--- START ---

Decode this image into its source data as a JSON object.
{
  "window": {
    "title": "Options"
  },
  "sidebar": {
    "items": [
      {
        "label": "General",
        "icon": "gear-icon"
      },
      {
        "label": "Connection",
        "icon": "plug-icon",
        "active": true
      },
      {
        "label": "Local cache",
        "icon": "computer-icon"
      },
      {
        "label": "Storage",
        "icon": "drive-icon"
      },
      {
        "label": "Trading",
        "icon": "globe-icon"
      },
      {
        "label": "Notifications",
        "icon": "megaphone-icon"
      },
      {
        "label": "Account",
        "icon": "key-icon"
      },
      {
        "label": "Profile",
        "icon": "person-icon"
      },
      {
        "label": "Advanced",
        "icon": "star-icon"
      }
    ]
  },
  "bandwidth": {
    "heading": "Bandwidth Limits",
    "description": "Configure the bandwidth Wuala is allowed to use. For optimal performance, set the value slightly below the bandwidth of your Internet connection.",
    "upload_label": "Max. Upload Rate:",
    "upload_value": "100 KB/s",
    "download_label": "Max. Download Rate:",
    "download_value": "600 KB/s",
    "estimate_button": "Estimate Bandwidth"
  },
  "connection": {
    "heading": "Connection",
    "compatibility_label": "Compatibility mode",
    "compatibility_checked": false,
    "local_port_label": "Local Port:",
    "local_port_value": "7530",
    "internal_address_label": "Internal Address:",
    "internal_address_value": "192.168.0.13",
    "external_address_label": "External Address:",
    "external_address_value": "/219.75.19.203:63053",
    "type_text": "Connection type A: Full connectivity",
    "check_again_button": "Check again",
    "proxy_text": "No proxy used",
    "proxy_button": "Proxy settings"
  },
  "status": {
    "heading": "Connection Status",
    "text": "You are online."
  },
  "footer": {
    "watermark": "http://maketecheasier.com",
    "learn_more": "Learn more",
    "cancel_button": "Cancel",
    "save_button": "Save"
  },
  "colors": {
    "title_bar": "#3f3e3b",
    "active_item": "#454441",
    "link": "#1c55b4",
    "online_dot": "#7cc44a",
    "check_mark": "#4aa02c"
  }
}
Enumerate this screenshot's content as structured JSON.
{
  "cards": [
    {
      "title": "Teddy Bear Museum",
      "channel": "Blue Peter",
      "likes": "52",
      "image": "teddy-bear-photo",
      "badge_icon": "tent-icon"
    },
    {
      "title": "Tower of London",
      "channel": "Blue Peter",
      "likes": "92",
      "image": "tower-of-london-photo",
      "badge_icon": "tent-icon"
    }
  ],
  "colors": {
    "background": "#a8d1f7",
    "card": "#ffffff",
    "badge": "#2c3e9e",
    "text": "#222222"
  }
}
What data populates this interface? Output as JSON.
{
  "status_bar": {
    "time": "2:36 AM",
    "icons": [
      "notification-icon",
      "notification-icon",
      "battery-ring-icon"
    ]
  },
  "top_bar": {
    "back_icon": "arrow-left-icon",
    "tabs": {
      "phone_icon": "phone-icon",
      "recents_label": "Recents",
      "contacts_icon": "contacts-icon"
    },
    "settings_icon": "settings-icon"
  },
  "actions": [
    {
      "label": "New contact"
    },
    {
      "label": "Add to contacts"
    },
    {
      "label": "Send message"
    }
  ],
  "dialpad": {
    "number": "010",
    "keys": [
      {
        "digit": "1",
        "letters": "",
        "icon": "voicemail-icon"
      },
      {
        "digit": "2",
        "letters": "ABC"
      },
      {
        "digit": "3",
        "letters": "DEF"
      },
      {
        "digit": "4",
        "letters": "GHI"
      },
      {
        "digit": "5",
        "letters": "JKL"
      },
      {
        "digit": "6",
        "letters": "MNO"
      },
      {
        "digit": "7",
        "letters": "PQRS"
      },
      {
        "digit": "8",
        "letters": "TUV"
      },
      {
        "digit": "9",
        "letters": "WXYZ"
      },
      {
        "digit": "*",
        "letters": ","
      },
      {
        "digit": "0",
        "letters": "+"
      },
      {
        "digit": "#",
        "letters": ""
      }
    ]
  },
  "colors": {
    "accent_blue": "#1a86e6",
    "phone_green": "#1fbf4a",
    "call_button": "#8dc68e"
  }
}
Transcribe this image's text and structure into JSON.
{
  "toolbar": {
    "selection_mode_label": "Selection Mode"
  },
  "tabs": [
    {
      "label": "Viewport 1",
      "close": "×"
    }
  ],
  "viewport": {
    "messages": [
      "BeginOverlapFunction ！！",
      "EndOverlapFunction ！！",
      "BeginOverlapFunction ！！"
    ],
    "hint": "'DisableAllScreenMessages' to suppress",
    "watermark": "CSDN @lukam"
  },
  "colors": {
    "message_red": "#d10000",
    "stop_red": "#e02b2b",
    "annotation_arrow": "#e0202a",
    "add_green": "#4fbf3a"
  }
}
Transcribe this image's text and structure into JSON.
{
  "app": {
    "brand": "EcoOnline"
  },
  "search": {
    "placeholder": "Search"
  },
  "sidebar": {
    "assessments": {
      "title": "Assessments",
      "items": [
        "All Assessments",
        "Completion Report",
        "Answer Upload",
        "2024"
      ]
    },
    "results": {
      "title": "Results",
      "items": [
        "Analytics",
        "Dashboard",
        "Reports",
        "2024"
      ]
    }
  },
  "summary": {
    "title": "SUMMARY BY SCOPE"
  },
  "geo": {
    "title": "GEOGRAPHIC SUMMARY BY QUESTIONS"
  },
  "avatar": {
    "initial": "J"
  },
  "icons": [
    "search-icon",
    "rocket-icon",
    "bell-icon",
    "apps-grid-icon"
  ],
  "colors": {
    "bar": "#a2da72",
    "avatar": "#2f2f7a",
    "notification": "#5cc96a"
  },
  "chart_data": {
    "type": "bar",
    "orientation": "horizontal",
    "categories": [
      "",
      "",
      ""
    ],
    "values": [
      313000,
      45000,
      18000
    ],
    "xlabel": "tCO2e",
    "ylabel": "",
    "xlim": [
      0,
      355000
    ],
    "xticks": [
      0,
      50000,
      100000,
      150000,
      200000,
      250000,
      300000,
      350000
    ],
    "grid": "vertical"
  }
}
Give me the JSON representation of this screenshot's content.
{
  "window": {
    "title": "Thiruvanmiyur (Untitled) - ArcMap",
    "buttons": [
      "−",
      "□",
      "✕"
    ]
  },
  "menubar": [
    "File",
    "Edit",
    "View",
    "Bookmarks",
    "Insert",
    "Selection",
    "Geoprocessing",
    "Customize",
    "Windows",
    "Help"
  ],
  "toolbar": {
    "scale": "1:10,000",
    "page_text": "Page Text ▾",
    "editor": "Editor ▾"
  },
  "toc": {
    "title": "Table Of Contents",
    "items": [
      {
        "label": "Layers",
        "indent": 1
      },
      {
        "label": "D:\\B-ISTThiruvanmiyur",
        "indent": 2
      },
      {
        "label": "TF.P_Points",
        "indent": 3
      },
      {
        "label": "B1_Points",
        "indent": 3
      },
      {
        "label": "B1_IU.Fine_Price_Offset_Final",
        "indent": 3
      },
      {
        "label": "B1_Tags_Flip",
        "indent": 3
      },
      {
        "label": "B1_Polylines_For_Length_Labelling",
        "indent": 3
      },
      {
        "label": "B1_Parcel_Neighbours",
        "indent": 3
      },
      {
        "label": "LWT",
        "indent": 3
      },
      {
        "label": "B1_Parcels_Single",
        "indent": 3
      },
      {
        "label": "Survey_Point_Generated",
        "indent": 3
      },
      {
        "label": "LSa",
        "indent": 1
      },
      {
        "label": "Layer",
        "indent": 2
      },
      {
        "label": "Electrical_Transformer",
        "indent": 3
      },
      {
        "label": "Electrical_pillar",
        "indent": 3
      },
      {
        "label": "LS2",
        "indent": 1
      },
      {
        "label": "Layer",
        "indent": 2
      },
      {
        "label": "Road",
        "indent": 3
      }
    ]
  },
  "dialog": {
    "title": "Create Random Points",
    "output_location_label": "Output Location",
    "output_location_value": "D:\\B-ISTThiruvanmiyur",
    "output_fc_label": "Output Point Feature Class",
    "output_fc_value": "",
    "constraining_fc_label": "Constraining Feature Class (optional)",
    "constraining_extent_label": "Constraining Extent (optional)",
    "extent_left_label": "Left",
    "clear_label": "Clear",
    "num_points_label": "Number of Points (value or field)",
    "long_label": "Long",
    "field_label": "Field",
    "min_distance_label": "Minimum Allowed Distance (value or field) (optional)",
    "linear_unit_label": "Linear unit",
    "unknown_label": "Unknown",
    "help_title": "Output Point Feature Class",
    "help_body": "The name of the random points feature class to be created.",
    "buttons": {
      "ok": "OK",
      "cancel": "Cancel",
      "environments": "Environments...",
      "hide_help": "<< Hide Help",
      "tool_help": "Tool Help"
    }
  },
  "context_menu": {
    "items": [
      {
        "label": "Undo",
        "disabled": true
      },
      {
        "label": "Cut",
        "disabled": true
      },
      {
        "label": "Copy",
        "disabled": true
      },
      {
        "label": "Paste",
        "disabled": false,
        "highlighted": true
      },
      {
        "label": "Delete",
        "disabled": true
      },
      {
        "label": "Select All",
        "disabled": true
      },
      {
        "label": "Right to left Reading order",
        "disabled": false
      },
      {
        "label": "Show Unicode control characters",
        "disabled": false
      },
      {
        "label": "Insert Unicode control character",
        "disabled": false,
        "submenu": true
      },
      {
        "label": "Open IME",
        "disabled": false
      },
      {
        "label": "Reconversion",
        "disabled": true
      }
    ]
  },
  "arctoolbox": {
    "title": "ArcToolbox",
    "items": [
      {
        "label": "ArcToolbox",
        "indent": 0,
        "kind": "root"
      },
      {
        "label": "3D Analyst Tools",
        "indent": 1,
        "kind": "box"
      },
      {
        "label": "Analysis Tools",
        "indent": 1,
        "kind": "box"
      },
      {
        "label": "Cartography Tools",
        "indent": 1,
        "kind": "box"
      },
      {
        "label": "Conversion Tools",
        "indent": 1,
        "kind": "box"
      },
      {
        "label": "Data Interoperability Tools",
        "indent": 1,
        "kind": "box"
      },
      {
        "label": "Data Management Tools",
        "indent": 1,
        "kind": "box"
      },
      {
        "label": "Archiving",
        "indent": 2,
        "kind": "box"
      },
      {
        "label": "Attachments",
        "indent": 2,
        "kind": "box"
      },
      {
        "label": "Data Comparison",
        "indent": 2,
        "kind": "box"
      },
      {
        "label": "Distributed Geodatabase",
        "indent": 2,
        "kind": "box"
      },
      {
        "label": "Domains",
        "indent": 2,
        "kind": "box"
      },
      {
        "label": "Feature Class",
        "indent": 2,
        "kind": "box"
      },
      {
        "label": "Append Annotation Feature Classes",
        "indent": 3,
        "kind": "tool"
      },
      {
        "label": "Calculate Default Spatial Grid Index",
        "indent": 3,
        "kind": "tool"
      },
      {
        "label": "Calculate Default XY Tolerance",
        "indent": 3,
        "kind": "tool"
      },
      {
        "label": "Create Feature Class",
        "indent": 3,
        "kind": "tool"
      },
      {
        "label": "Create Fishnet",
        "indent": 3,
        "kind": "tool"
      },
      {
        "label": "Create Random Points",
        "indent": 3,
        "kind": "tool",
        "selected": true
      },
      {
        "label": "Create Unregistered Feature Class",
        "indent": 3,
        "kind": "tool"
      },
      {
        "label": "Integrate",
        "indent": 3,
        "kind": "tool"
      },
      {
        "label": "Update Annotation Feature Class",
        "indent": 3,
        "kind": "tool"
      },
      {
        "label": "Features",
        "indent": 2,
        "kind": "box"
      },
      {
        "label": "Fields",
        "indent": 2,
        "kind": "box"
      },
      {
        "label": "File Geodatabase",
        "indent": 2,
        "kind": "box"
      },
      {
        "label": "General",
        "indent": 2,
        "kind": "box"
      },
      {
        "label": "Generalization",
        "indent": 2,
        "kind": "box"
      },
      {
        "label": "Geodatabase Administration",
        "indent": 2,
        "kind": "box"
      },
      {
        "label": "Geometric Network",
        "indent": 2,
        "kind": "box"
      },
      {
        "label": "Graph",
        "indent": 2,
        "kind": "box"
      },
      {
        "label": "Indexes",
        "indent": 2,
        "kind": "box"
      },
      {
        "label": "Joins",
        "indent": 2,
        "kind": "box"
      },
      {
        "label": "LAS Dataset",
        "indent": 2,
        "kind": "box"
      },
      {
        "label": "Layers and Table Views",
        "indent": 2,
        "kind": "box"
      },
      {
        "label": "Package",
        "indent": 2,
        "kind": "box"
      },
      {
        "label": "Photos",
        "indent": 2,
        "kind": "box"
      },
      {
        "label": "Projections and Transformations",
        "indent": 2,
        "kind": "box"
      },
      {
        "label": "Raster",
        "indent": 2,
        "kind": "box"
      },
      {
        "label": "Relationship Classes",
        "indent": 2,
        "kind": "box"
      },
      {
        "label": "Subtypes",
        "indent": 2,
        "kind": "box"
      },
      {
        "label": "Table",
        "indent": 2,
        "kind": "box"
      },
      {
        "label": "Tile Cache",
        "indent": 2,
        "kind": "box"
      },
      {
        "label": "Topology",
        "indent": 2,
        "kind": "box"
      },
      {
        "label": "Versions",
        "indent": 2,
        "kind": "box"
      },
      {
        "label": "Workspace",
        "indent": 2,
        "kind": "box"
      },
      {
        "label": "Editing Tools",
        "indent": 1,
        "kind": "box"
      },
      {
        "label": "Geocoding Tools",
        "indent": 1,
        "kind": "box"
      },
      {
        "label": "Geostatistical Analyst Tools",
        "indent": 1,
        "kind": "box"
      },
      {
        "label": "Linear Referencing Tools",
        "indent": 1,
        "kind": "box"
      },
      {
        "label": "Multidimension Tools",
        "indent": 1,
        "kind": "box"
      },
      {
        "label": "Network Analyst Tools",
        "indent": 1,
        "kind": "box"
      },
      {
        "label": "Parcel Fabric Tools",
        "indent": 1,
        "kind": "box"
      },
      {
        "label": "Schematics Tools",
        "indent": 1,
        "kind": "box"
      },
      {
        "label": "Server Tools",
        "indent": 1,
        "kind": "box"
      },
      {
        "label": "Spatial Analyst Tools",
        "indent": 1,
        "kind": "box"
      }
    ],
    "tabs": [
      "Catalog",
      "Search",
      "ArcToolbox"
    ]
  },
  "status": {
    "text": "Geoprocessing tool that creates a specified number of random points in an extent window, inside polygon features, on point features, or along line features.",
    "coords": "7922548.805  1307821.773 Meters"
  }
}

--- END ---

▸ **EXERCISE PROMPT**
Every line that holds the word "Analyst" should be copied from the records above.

▸ **SOLUTION FOR THIS EXERCISE**
        "label": "3D Analyst Tools",
        "label": "Geostatistical Analyst Tools",
        "label": "Network Analyst Tools",
        "label": "Spatial Analyst Tools",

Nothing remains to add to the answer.